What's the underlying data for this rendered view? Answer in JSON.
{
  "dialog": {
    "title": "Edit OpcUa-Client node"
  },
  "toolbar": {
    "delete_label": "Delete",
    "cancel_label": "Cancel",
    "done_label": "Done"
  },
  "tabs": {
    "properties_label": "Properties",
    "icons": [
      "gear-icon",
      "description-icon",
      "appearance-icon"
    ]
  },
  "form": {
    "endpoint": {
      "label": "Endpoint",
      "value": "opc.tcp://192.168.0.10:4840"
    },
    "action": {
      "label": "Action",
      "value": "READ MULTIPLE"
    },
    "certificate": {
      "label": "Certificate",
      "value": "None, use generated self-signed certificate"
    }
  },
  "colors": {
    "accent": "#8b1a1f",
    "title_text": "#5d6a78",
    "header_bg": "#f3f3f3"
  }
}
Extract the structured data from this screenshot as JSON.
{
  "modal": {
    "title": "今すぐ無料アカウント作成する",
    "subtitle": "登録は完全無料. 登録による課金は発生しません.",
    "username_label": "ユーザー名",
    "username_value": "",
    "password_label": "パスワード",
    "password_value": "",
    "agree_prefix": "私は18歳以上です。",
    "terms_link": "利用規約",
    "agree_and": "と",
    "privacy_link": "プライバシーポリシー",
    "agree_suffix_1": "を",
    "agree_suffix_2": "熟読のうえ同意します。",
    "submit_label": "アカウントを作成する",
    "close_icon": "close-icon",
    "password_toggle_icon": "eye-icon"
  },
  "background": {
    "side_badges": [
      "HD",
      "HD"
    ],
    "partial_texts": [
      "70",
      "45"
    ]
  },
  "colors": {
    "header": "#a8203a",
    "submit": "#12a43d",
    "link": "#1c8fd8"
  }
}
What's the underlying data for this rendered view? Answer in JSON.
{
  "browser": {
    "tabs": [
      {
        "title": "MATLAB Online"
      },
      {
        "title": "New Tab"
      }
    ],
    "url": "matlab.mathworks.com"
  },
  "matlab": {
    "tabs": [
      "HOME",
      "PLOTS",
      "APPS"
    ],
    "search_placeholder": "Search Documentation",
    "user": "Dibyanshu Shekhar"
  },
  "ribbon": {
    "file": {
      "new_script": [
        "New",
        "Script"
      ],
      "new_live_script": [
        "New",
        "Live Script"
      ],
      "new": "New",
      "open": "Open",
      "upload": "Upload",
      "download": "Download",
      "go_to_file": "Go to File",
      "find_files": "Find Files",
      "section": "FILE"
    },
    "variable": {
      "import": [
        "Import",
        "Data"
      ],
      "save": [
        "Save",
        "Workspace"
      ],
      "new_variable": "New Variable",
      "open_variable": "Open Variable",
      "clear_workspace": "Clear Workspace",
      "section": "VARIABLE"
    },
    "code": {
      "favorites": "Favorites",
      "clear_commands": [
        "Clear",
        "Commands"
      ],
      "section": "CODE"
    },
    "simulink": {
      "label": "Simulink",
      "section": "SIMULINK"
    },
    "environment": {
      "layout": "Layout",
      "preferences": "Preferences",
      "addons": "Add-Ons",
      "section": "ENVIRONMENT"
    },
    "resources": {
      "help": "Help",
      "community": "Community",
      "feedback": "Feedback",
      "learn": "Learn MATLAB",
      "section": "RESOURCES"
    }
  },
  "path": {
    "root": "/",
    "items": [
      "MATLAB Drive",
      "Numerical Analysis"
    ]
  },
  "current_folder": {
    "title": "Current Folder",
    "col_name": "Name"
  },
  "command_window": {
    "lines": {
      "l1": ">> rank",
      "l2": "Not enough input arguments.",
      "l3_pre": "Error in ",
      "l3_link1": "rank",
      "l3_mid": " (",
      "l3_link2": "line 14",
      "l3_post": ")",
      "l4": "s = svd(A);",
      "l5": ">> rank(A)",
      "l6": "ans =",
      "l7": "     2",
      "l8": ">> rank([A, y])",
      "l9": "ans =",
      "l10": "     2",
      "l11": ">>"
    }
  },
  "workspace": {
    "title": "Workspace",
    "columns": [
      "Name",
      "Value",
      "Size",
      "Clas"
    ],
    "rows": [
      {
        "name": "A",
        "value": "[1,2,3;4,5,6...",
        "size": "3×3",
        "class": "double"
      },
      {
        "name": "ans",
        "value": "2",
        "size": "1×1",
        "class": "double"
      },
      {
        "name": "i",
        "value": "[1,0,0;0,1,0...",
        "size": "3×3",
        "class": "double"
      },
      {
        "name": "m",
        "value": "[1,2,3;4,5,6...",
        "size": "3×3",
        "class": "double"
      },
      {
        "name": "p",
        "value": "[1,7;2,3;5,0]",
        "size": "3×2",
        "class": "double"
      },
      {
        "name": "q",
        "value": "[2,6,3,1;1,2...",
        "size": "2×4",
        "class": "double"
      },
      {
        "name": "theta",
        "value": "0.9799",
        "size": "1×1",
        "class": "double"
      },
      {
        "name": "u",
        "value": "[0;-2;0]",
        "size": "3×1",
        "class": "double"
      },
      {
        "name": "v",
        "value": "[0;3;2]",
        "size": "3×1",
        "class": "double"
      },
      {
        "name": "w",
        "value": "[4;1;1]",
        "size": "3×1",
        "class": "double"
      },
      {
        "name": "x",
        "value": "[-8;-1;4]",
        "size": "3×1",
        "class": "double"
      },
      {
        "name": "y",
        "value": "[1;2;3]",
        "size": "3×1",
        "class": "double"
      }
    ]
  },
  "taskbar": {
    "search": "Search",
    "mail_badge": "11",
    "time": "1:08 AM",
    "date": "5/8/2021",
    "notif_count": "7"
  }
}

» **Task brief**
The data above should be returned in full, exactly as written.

» **Answer below**
What's the underlying data for this rendered view? Answer in JSON.
{
  "dialog": {
    "title": "Edit OpcUa-Client node"
  },
  "toolbar": {
    "delete_label": "Delete",
    "cancel_label": "Cancel",
    "done_label": "Done"
  },
  "tabs": {
    "properties_label": "Properties",
    "icons": [
      "gear-icon",
      "description-icon",
      "appearance-icon"
    ]
  },
  "form": {
    "endpoint": {
      "label": "Endpoint",
      "value": "opc.tcp://192.168.0.10:4840"
    },
    "action": {
      "label": "Action",
      "value": "READ MULTIPLE"
    },
    "certificate": {
      "label": "Certificate",
      "value": "None, use generated self-signed certificate"
    }
  },
  "colors": {
    "accent": "#8b1a1f",
    "title_text": "#5d6a78",
    "header_bg": "#f3f3f3"
  }
}
Extract the structured data from this screenshot as JSON.
{
  "modal": {
    "title": "今すぐ無料アカウント作成する",
    "subtitle": "登録は完全無料. 登録による課金は発生しません.",
    "username_label": "ユーザー名",
    "username_value": "",
    "password_label": "パスワード",
    "password_value": "",
    "agree_prefix": "私は18歳以上です。",
    "terms_link": "利用規約",
    "agree_and": "と",
    "privacy_link": "プライバシーポリシー",
    "agree_suffix_1": "を",
    "agree_suffix_2": "熟読のうえ同意します。",
    "submit_label": "アカウントを作成する",
    "close_icon": "close-icon",
    "password_toggle_icon": "eye-icon"
  },
  "background": {
    "side_badges": [
      "HD",
      "HD"
    ],
    "partial_texts": [
      "70",
      "45"
    ]
  },
  "colors": {
    "header": "#a8203a",
    "submit": "#12a43d",
    "link": "#1c8fd8"
  }
}
What's the underlying data for this rendered view? Answer in JSON.
{
  "browser": {
    "tabs": [
      {
        "title": "MATLAB Online"
      },
      {
        "title": "New Tab"
      }
    ],
    "url": "matlab.mathworks.com"
  },
  "matlab": {
    "tabs": [
      "HOME",
      "PLOTS",
      "APPS"
    ],
    "search_placeholder": "Search Documentation",
    "user": "Dibyanshu Shekhar"
  },
  "ribbon": {
    "file": {
      "new_script": [
        "New",
        "Script"
      ],
      "new_live_script": [
        "New",
        "Live Script"
      ],
      "new": "New",
      "open": "Open",
      "upload": "Upload",
      "download": "Download",
      "go_to_file": "Go to File",
      "find_files": "Find Files",
      "section": "FILE"
    },
    "variable": {
      "import": [
        "Import",
        "Data"
      ],
      "save": [
        "Save",
        "Workspace"
      ],
      "new_variable": "New Variable",
      "open_variable": "Open Variable",
      "clear_workspace": "Clear Workspace",
      "section": "VARIABLE"
    },
    "code": {
      "favorites": "Favorites",
      "clear_commands": [
        "Clear",
        "Commands"
      ],
      "section": "CODE"
    },
    "simulink": {
      "label": "Simulink",
      "section": "SIMULINK"
    },
    "environment": {
      "layout": "Layout",
      "preferences": "Preferences",
      "addons": "Add-Ons",
      "section": "ENVIRONMENT"
    },
    "resources": {
      "help": "Help",
      "community": "Community",
      "feedback": "Feedback",
      "learn": "Learn MATLAB",
      "section": "RESOURCES"
    }
  },
  "path": {
    "root": "/",
    "items": [
      "MATLAB Drive",
      "Numerical Analysis"
    ]
  },
  "current_folder": {
    "title": "Current Folder",
    "col_name": "Name"
  },
  "command_window": {
    "lines": {
      "l1": ">> rank",
      "l2": "Not enough input arguments.",
      "l3_pre": "Error in ",
      "l3_link1": "rank",
      "l3_mid": " (",
      "l3_link2": "line 14",
      "l3_post": ")",
      "l4": "s = svd(A);",
      "l5": ">> rank(A)",
      "l6": "ans =",
      "l7": "     2",
      "l8": ">> rank([A, y])",
      "l9": "ans =",
      "l10": "     2",
      "l11": ">>"
    }
  },
  "workspace": {
    "title": "Workspace",
    "columns": [
      "Name",
      "Value",
      "Size",
      "Clas"
    ],
    "rows": [
      {
        "name": "A",
        "value": "[1,2,3;4,5,6...",
        "size": "3×3",
        "class": "double"
      },
      {
        "name": "ans",
        "value": "2",
        "size": "1×1",
        "class": "double"
      },
      {
        "name": "i",
        "value": "[1,0,0;0,1,0...",
        "size": "3×3",
        "class": "double"
      },
      {
        "name": "m",
        "value": "[1,2,3;4,5,6...",
        "size": "3×3",
        "class": "double"
      },
      {
        "name": "p",
        "value": "[1,7;2,3;5,0]",
        "size": "3×2",
        "class": "double"
      },
      {
        "name": "q",
        "value": "[2,6,3,1;1,2...",
        "size": "2×4",
        "class": "double"
      },
      {
        "name": "theta",
        "value": "0.9799",
        "size": "1×1",
        "class": "double"
      },
      {
        "name": "u",
        "value": "[0;-2;0]",
        "size": "3×1",
        "class": "double"
      },
      {
        "name": "v",
        "value": "[0;3;2]",
        "size": "3×1",
        "class": "double"
      },
      {
        "name": "w",
        "value": "[4;1;1]",
        "size": "3×1",
        "class": "double"
      },
      {
        "name": "x",
        "value": "[-8;-1;4]",
        "size": "3×1",
        "class": "double"
      },
      {
        "name": "y",
        "value": "[1;2;3]",
        "size": "3×1",
        "class": "double"
      }
    ]
  },
  "taskbar": {
    "search": "Search",
    "mail_badge": "11",
    "time": "1:08 AM",
    "date": "5/8/2021",
    "notif_count": "7"
  }
}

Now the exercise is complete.